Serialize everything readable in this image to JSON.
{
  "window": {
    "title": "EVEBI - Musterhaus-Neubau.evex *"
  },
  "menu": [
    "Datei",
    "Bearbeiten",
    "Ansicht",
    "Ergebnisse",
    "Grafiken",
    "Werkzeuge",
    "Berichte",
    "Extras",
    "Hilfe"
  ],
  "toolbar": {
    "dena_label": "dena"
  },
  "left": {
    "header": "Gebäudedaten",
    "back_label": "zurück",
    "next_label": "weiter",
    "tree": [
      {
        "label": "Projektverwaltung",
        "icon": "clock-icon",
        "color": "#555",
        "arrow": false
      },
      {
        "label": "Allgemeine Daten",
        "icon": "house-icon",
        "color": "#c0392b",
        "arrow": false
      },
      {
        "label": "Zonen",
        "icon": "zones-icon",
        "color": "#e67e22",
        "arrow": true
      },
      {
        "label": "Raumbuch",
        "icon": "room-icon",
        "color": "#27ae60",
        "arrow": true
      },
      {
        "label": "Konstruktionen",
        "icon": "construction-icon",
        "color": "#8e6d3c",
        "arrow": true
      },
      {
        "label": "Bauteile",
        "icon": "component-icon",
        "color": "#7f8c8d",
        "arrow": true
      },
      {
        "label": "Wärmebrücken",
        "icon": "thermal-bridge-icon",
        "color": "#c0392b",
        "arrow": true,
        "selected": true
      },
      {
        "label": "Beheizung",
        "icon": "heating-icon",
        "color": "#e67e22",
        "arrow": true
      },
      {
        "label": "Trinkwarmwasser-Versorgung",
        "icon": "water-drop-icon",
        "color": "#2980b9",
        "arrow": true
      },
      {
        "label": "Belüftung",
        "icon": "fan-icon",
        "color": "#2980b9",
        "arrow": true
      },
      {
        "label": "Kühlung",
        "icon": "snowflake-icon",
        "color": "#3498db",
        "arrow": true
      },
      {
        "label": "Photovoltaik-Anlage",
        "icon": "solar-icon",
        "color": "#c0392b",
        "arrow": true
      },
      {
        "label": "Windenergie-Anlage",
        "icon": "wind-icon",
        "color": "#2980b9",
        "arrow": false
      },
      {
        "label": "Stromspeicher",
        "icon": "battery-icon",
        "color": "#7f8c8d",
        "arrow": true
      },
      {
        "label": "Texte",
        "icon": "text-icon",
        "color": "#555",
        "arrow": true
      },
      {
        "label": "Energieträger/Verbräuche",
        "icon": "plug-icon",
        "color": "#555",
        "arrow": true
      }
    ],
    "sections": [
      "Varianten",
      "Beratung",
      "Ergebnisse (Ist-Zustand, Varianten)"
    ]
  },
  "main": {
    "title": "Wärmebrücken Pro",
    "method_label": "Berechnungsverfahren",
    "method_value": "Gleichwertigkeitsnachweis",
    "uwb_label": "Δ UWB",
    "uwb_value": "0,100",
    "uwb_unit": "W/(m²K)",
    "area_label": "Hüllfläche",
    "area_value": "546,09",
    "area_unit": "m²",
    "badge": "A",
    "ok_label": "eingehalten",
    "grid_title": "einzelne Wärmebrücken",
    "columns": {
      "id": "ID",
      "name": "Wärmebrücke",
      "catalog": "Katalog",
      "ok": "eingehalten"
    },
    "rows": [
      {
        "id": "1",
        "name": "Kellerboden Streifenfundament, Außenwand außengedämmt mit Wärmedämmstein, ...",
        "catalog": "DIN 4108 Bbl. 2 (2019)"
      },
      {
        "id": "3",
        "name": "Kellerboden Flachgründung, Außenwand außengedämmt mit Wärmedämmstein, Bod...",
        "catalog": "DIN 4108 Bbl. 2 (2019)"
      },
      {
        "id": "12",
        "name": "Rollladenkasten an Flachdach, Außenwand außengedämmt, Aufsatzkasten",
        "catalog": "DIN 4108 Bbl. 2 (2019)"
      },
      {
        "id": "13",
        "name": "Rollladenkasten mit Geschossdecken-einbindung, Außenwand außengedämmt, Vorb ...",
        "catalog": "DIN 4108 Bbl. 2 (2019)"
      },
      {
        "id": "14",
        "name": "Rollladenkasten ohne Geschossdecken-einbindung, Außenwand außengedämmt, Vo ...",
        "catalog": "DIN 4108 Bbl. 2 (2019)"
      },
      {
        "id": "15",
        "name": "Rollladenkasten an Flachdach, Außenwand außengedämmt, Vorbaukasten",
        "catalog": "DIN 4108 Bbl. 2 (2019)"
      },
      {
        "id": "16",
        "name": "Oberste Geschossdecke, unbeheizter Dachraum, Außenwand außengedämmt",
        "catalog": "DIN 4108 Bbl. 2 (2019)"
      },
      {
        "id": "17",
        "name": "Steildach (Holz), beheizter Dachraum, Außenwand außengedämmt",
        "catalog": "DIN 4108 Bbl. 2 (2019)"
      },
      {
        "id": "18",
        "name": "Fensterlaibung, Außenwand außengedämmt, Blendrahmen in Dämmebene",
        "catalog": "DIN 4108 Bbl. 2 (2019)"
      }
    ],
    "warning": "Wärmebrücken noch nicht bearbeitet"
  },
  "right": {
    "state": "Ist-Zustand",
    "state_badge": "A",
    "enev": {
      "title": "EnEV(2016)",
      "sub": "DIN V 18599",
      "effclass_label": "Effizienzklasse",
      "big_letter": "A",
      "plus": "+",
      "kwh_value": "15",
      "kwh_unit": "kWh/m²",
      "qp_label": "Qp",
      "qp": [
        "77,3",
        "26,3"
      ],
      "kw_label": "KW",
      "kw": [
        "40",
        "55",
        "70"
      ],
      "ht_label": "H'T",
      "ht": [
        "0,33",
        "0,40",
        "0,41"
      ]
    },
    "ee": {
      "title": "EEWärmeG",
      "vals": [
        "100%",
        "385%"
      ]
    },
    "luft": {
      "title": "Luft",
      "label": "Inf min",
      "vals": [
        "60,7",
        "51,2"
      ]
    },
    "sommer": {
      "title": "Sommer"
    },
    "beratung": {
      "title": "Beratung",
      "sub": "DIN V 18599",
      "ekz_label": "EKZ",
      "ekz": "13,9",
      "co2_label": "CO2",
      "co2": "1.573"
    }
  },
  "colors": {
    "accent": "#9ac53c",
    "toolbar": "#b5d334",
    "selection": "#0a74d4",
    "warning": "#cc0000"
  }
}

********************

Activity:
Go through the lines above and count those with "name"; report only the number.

Answer space:
10